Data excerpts
Start of Block
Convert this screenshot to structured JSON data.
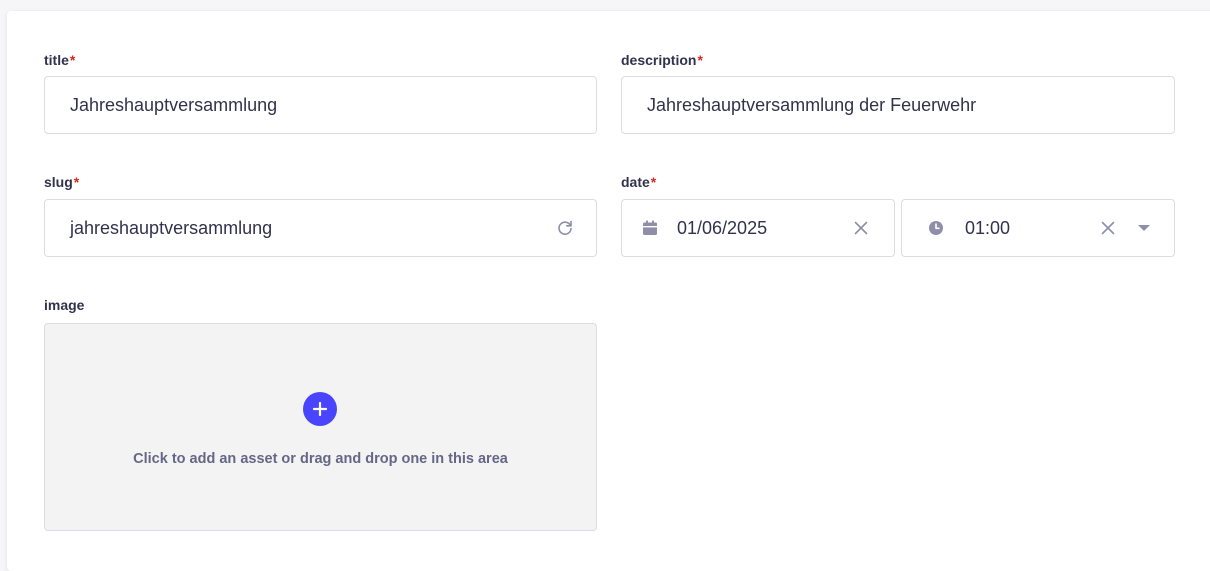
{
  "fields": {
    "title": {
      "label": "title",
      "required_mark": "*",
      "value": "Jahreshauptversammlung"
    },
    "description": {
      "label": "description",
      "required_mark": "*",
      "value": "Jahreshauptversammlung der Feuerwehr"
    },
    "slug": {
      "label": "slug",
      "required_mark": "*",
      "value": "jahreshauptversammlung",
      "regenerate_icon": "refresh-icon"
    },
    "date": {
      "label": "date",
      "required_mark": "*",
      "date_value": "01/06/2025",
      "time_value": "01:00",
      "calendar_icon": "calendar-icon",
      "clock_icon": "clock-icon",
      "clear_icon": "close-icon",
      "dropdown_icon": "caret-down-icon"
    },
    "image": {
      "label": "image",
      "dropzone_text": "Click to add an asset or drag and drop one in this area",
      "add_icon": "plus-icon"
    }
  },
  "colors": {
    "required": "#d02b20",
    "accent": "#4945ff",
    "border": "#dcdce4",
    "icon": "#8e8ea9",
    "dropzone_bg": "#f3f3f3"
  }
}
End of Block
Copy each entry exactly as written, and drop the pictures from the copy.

Convert this screenshot to structured JSON data.
{
  "fields": {
    "title": {
      "label": "title",
      "required_mark": "*",
      "value": "Jahreshauptversammlung"
    },
    "description": {
      "label": "description",
      "required_mark": "*",
      "value": "Jahreshauptversammlung der Feuerwehr"
    },
    "slug": {
      "label": "slug",
      "required_mark": "*",
      "value": "jahreshauptversammlung",
      "regenerate_icon": "refresh-icon"
    },
    "date": {
      "label": "date",
      "required_mark": "*",
      "date_value": "01/06/2025",
      "time_value": "01:00",
      "calendar_icon": "calendar-icon",
      "clock_icon": "clock-icon",
      "clear_icon": "close-icon",
      "dropdown_icon": "caret-down-icon"
    },
    "image": {
      "label": "image",
      "dropzone_text": "Click to add an asset or drag and drop one in this area",
      "add_icon": "plus-icon"
    }
  },
  "colors": {
    "required": "#d02b20",
    "accent": "#4945ff",
    "border": "#dcdce4",
    "icon": "#8e8ea9",
    "dropzone_bg": "#f3f3f3"
  }
}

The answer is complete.